Work task: All of the data below is to be printed again exactly.

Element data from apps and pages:
▬▬▬▬▬▬
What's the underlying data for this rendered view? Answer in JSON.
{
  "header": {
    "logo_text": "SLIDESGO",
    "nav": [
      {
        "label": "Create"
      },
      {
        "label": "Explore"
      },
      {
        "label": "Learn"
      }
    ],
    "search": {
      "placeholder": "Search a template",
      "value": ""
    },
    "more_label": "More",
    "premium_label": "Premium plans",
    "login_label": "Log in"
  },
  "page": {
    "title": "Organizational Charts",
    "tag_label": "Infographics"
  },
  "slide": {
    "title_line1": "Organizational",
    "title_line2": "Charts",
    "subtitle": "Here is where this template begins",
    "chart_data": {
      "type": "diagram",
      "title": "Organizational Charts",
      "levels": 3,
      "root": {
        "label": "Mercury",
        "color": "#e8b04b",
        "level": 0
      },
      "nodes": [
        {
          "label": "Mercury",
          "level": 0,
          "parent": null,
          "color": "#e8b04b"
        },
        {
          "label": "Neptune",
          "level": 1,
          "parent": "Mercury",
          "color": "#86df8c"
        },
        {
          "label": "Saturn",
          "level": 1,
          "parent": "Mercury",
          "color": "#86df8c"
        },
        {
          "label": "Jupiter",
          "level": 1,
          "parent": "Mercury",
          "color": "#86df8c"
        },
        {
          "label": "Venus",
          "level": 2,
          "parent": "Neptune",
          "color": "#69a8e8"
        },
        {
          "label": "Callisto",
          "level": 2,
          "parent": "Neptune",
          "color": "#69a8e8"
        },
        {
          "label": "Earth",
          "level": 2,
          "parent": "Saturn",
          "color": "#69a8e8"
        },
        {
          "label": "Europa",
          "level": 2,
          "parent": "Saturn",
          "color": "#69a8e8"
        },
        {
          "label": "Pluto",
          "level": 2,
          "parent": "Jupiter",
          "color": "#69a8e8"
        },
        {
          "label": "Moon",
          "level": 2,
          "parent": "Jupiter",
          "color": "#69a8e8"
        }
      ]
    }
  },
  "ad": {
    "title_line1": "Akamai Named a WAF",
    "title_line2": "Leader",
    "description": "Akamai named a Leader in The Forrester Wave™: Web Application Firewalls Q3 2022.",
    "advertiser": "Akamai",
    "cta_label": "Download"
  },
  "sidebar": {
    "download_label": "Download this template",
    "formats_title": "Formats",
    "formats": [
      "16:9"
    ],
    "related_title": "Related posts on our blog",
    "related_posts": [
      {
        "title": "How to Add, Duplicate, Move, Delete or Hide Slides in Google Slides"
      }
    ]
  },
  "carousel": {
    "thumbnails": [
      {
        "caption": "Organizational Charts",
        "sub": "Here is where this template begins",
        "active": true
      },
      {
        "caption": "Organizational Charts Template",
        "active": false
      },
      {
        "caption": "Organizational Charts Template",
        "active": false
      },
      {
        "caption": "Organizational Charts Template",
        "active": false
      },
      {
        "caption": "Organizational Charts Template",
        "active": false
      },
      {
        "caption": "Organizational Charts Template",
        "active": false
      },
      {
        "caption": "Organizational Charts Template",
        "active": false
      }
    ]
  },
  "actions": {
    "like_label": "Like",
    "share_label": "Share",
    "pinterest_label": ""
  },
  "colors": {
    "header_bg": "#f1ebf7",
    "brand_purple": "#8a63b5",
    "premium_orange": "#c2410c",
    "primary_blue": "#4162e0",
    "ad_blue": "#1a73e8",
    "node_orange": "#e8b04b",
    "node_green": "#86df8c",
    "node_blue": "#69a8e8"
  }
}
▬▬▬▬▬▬
Response to this exercise:
What's the underlying data for this rendered view? Answer in JSON.
{
  "header": {
    "logo_text": "SLIDESGO",
    "nav": [
      {
        "label": "Create"
      },
      {
        "label": "Explore"
      },
      {
        "label": "Learn"
      }
    ],
    "search": {
      "placeholder": "Search a template",
      "value": ""
    },
    "more_label": "More",
    "premium_label": "Premium plans",
    "login_label": "Log in"
  },
  "page": {
    "title": "Organizational Charts",
    "tag_label": "Infographics"
  },
  "slide": {
    "title_line1": "Organizational",
    "title_line2": "Charts",
    "subtitle": "Here is where this template begins",
    "chart_data": {
      "type": "diagram",
      "title": "Organizational Charts",
      "levels": 3,
      "root": {
        "label": "Mercury",
        "color": "#e8b04b",
        "level": 0
      },
      "nodes": [
        {
          "label": "Mercury",
          "level": 0,
          "parent": null,
          "color": "#e8b04b"
        },
        {
          "label": "Neptune",
          "level": 1,
          "parent": "Mercury",
          "color": "#86df8c"
        },
        {
          "label": "Saturn",
          "level": 1,
          "parent": "Mercury",
          "color": "#86df8c"
        },
        {
          "label": "Jupiter",
          "level": 1,
          "parent": "Mercury",
          "color": "#86df8c"
        },
        {
          "label": "Venus",
          "level": 2,
          "parent": "Neptune",
          "color": "#69a8e8"
        },
        {
          "label": "Callisto",
          "level": 2,
          "parent": "Neptune",
          "color": "#69a8e8"
        },
        {
          "label": "Earth",
          "level": 2,
          "parent": "Saturn",
          "color": "#69a8e8"
        },
        {
          "label": "Europa",
          "level": 2,
          "parent": "Saturn",
          "color": "#69a8e8"
        },
        {
          "label": "Pluto",
          "level": 2,
          "parent": "Jupiter",
          "color": "#69a8e8"
        },
        {
          "label": "Moon",
          "level": 2,
          "parent": "Jupiter",
          "color": "#69a8e8"
        }
      ]
    }
  },
  "ad": {
    "title_line1": "Akamai Named a WAF",
    "title_line2": "Leader",
    "description": "Akamai named a Leader in The Forrester Wave™: Web Application Firewalls Q3 2022.",
    "advertiser": "Akamai",
    "cta_label": "Download"
  },
  "sidebar": {
    "download_label": "Download this template",
    "formats_title": "Formats",
    "formats": [
      "16:9"
    ],
    "related_title": "Related posts on our blog",
    "related_posts": [
      {
        "title": "How to Add, Duplicate, Move, Delete or Hide Slides in Google Slides"
      }
    ]
  },
  "carousel": {
    "thumbnails": [
      {
        "caption": "Organizational Charts",
        "sub": "Here is where this template begins",
        "active": true
      },
      {
        "caption": "Organizational Charts Template",
        "active": false
      },
      {
        "caption": "Organizational Charts Template",
        "active": false
      },
      {
        "caption": "Organizational Charts Template",
        "active": false
      },
      {
        "caption": "Organizational Charts Template",
        "active": false
      },
      {
        "caption": "Organizational Charts Template",
        "active": false
      },
      {
        "caption": "Organizational Charts Template",
        "active": false
      }
    ]
  },
  "actions": {
    "like_label": "Like",
    "share_label": "Share",
    "pinterest_label": ""
  },
  "colors": {
    "header_bg": "#f1ebf7",
    "brand_purple": "#8a63b5",
    "premium_orange": "#c2410c",
    "primary_blue": "#4162e0",
    "ad_blue": "#1a73e8",
    "node_orange": "#e8b04b",
    "node_green": "#86df8c",
    "node_blue": "#69a8e8"
  }
}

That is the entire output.